(Photo Credit: Marcus Lauer)
Patrick Stickles is pretty bummed about 30 Rock coming to an end tonight, and he’s not alone. Aside from that brief moratorium towards the tail end of Titus Andronicus’ suddenly scheduled show at Brooklyn Bowl, last night’s raucousness level could be judged in the typical style; just how much sloshed beer ended up on your shoes. I can smell the stale Brooklyn Lager from my desk.
While LeBron James dazzled new Nets faithful towards the back of the room at the bar, the fleshed out live lineup of Pop Zeus took the stage to open things up. The project of bandleader and Williamsburg native Mikey Hodges, Pop Zeus sampled from their tremendous, eponymous debut LP. The band’s power-pop-rock style is undeniably evocative of the shimmering guitar work done by The Cure at their most enthusiastic, which set the evening on an immediately heightened pace.
Up next were the Tuckerton, NJ based rock and or rollers The Everymen who serve as a shining example to all on-the-rise, nearly ten member strong bands out there. No gimmicks, no chaser, no bullshit “Hey, Ho’s” to lean on. The collective brought an E Street level energy to the rapidly filling room as frontman Mike V held sway like the Boss-man himself, leading the band through material off of New Jersey Hardcore and some well executed covers including, yes, a Bruce Springsteen cut. The Everymen are gunning for the best house-party band slot in New Jersey and beyond, and they are well on their way as evidenced in last night’s tight, skillful showing.
As the house lights went up on The Everymen, there was a general admission push towards the stage typically reserved for larger arena shows where the consequences of being unaware may leave you with a worse vantage point than you literally bargained for. So it came as little surprise that when the newly minted Titus Andronicus stepped onto the stage, the sweaty, cyclical mosh pits opened up and maintained from the first note to the last. Playing well past 11, Stickles and co. showcased a healthy blend of new Local Business cuts and beloved favorites. Lead single “In A Big City” thumps with an extra fist-pumping energy in the live setting while “Upon Viewing Oregon’s Landscape With The Flood Of Detritus” swung in an up-tempo punk which had the majority of the audience screaming “built to last” and “thrown away” right back in unison.

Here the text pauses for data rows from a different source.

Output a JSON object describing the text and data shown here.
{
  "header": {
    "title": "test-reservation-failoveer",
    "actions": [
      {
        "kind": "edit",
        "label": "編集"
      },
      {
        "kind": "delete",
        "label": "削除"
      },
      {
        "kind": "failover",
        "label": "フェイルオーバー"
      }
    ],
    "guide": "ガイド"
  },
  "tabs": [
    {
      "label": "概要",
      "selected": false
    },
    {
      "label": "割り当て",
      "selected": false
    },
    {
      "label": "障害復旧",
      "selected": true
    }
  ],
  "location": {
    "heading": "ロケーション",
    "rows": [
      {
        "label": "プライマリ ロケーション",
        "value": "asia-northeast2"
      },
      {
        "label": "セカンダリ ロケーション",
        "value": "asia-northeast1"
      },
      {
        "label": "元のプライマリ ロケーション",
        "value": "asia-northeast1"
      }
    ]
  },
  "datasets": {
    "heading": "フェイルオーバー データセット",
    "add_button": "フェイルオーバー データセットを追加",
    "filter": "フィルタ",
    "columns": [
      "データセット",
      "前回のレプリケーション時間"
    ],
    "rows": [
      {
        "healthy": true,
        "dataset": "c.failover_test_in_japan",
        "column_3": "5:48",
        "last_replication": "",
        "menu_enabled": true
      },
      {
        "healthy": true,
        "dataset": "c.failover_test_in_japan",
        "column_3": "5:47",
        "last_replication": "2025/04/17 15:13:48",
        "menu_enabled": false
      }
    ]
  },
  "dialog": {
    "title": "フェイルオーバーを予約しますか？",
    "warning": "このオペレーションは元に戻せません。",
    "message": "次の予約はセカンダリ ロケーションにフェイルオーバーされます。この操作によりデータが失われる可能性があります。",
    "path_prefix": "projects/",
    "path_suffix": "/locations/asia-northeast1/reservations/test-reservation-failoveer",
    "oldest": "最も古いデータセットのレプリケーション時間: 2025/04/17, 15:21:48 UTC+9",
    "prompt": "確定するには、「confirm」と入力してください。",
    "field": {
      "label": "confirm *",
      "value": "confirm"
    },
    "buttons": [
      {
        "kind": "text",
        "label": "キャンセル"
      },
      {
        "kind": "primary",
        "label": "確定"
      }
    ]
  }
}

The Airing of Grievances mid-album classic “Titus Andronicus” now plays as the perfect mid-act, bounce off the walls inducer as the band only briefly segued into their slower, sadder songs. As Stickles made it a point to thank everyone that had had a hand in the evening or Titus Andronicus’ success, the dazed chords signaling “No Future Part Three: Escape From No Future” promised that even though we were all surrounded by a strong mass of rebel-rousers, that we would “always be a loser”.
Driving home with Cool Dad Music in the middle of a relentless rainstorm with reverb ruminating in my brain and the lower Manhattan skyline dazzling in the background, I never felt more pleased to be among the losers.
All Photos Courtesy of Marcus Lauer (www.hereforthebands.com)